An enforceable contract is a normal contract that has legal effect.
A void contract has no legal effect. Example: a contract to commit crime.
A voidable contract has legal effect unless one party (e.g., a minor) chooses to void it.

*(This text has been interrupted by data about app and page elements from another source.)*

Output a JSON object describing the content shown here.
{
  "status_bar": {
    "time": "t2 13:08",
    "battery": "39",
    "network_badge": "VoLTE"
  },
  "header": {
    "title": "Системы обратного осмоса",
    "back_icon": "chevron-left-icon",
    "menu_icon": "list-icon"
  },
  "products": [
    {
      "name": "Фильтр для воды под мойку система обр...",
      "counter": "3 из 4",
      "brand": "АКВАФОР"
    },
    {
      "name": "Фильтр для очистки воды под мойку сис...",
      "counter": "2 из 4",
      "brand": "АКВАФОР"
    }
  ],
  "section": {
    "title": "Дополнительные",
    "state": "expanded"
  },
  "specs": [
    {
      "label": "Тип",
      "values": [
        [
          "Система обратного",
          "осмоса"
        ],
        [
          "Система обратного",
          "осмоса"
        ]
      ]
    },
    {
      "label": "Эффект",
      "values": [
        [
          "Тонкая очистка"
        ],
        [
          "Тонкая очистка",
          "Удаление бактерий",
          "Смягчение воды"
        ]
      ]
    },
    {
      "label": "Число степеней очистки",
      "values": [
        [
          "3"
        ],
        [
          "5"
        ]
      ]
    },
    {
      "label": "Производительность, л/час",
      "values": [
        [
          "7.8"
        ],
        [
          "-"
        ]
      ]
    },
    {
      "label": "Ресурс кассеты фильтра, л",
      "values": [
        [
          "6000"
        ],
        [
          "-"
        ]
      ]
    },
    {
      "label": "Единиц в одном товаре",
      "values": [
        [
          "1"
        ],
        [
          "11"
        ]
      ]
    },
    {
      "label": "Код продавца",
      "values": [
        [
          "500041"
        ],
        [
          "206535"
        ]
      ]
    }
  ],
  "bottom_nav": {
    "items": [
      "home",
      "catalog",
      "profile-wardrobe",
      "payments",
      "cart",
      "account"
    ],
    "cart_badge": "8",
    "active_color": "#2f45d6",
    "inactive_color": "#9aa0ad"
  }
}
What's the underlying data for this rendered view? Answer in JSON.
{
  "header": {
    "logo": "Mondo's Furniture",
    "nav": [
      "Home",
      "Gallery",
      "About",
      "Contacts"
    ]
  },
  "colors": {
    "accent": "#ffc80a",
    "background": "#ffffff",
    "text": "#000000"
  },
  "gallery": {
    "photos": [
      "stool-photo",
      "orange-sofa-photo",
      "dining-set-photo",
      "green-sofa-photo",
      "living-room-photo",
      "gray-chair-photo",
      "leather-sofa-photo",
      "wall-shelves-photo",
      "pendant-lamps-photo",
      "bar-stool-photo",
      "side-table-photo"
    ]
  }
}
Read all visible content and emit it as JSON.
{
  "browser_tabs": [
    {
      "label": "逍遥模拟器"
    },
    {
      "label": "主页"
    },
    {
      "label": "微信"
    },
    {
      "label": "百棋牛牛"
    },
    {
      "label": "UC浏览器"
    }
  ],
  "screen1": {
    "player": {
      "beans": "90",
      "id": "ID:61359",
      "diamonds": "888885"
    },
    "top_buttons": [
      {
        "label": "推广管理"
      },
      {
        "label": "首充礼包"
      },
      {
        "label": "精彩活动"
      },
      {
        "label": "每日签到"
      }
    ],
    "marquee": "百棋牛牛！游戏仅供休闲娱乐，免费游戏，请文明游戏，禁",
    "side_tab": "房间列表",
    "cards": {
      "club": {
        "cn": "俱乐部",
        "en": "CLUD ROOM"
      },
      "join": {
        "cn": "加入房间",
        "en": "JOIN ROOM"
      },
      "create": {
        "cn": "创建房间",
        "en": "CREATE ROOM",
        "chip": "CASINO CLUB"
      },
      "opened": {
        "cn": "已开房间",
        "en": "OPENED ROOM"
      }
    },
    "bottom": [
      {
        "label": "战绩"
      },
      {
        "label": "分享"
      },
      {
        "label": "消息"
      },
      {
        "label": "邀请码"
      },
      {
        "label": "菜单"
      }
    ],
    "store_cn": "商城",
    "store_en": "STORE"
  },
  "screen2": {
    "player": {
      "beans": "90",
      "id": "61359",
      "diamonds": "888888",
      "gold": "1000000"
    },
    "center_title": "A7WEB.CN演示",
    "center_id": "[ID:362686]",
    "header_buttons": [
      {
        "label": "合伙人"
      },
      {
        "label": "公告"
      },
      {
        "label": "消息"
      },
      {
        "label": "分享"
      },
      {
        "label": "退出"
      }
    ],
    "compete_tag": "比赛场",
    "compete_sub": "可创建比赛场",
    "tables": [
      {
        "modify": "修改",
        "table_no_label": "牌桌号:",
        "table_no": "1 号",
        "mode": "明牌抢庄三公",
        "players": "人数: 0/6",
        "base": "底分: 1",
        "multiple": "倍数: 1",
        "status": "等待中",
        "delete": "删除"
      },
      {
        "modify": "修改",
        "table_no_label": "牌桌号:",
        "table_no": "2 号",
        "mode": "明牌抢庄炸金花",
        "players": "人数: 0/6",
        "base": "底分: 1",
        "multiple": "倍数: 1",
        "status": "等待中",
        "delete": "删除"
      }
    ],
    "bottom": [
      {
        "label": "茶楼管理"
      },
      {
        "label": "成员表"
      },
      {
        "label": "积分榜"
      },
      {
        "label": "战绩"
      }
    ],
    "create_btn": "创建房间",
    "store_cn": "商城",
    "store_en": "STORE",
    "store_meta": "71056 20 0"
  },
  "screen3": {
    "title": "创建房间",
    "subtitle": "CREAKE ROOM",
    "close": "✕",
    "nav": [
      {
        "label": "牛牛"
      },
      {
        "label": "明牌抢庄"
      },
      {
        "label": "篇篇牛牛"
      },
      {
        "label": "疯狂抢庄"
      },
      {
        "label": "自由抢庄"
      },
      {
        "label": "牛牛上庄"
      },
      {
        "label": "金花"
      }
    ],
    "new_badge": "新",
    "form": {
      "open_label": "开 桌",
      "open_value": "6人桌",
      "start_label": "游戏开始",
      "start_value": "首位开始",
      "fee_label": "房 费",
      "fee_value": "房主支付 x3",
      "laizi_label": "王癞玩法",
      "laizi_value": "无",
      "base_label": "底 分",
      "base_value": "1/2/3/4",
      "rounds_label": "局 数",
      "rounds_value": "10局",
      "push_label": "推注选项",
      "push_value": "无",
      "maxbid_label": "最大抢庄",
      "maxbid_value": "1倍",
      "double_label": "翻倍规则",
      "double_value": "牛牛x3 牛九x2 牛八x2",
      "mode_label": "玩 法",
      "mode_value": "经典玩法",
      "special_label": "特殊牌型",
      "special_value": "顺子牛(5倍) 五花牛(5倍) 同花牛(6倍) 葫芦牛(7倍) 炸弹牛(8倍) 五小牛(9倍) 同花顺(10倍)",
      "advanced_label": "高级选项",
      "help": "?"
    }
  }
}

An unenforceable contract is one that has some legal status but no conventional means for a party to assert his rights. Example: The statute of limitations precludes a party from bringing an action in court after a specified time period has elapsed. While corrective measures cannot make a void contract enforceable, an unenforceable contract can sometimes be validated by corrective action of the parties (e.g., memorializing an agreement in writing to satisfy the Statute of Frauds).